I would like to touch on a couple of points. A lot has been said about Don and I add my support to all of those comments. He was a person who loved his family. I remember as shadow health minister going to his electorate for his autism walk. He was with Tess on this particular day; he was incredibly proud of the fact that he was joined by his daughter. I went to his home afterwards, and the love he had for Julie and for Elliott was obvious during that visit. On that occasion I recall very distinctly going into a couple of schools where he had an immediate and obvious connection with the principals but with the schoolchildren as well. It spoke to his love of life; it spoke to his love of children and making sure that they succeeded in life. That one visit in and of itself said so much to me of Don and the character that he was and that he brought to his place. And we celebrate that life today.

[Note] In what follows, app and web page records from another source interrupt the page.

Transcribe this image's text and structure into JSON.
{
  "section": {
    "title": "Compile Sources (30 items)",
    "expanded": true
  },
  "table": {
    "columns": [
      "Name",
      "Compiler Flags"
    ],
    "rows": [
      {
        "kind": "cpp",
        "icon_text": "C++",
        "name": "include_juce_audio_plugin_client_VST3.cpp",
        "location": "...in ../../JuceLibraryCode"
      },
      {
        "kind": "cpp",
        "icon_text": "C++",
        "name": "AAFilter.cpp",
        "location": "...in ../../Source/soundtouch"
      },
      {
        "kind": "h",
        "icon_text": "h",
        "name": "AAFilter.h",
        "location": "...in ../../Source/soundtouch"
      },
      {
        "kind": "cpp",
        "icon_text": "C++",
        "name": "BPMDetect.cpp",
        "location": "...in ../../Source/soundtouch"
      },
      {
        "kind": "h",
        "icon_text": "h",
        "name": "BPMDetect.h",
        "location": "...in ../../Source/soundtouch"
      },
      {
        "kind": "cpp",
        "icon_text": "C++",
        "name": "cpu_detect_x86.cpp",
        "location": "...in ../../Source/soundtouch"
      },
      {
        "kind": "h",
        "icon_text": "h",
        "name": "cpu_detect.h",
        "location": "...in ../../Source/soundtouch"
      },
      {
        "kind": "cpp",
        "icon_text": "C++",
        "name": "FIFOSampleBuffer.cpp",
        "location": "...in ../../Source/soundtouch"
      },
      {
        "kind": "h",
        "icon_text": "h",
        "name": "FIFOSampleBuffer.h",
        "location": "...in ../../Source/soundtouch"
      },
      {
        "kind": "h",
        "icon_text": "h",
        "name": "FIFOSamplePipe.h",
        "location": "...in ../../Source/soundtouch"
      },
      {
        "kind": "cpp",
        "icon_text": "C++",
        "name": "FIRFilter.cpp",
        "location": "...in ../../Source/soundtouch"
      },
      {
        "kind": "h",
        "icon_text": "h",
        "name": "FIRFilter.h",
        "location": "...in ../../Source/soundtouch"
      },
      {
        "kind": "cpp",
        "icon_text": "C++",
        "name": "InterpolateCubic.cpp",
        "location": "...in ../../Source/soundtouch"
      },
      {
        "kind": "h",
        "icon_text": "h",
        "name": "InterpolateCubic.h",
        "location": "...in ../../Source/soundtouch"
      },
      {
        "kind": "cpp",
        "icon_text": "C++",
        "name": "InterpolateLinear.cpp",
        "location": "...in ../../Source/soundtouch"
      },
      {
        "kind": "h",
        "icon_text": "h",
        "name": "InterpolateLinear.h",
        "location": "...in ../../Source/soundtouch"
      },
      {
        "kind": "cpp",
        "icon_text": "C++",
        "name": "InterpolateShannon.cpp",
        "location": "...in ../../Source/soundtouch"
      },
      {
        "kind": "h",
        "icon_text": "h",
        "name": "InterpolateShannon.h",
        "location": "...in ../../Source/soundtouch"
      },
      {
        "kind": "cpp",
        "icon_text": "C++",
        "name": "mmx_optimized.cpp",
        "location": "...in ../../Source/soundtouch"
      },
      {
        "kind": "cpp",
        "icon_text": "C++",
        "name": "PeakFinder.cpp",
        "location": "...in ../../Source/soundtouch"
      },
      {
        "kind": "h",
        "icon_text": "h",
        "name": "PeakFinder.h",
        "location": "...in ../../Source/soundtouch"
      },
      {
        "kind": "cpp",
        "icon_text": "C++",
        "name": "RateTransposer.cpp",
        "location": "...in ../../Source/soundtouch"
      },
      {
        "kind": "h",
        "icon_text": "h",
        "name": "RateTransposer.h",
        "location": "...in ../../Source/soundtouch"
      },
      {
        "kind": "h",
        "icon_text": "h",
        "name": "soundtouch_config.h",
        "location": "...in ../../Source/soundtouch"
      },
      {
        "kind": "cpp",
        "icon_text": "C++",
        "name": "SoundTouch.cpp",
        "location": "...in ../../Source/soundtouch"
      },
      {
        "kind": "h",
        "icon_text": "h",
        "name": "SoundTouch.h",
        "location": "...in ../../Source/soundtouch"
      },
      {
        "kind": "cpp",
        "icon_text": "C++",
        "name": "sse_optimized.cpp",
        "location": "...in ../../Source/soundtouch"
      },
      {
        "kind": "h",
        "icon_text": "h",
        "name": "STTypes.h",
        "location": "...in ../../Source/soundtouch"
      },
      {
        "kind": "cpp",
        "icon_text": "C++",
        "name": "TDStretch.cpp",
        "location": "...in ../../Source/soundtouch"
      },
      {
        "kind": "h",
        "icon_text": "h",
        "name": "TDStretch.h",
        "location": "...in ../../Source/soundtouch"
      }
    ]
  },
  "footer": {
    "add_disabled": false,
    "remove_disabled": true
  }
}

As the Minister for Social Services, the member for Grey and others said earlier, I was texting with Don on the Friday before his passing to follow up conversations we had had in relation to an Iranian woman. He felt very strongly about this particular case—there were other cases that he came to see me about as the Minister for Immigration and Border Protection—but he was particularly exercised in relation to this matter because he thought this young woman was at particular risk in Iran. He was desperate to find a new life for her under the Women at Risk program. And yet if you spoke to members in this parliament about the day-to-day Don or if you spoke to people who were viewing his performance in question time, they would not have seen that side of Don—that side of Don would not have immediately sprung to their conscience. On many occasions he represented people who faced a very dim outlook. He lobbied me particularly on border protection with our good friend Sri Lanka, with whom over recent years we have shared an absolute resolve to deal with a very difficult issue for both of our countries. He was professional in those dealings, but he was relentless.

I can remember when I first came into this parliament I sat up the back near where the member for Fisher and the member for Brisbane now sit. I was joined in those days by Alby Schultz, whom we bid farewell to a few weeks ago, as well as the then member for Barker, Patrick Secker, and others. These were great characters of the parliament. Generally in the hurly burly and the exchange of ideas and comments in question time, Don led that charge. He would make us laugh, he would make us cringe, but he would make us proud. Don sat not too far away from the front bench here. We often exchanged comments and barbs with those across the table and quite often you could hear Don interjecting in debates. He added to those debates—he made this a great chamber, not only one where we could exchange ideas but also one where we could strongly stand for what we believed in. He was a person who strongly stood for what he believed in.

Don will be missed by all of us. Our Tuesday club lunch mourns the passing of Alby Shultz as well as, now, Don Randall. I remember learning of Don's passing through a text that I received as I landed in Brisbane, I think it was, on the day he died. I received a text from Kirilly saying what terrible news about Don, and I texted back and said 'What do you mean?' It was such an untimely passing. All of us who knew him knew him to be very proud of his service in this parliament. I remember him saying on more than one occasion at lunch that he would never repeat the mistake of 1998, and he never did. He fought hard for what he believed in; he fought hard for his local constituency and for that they were very grateful. He had the great support of his staff, who spoke so eloquently at his funeral. They relayed stories of why they believed so strongly in what he was doing and why they fought so hard for him to remain in this place.

Most of all, Don loved his family. He spoke warmly of trips he and Julie had taken part in. He spoke very warmly of Elliott growing up and Tess's involvement in his political life. We express to his family and to his extended family, as well as to his staff and all of his colleagues who loved him dearly, our deepest condolences at this very sad time. He will be missed—he was a great member for Canning but, most importantly, he was a great family man.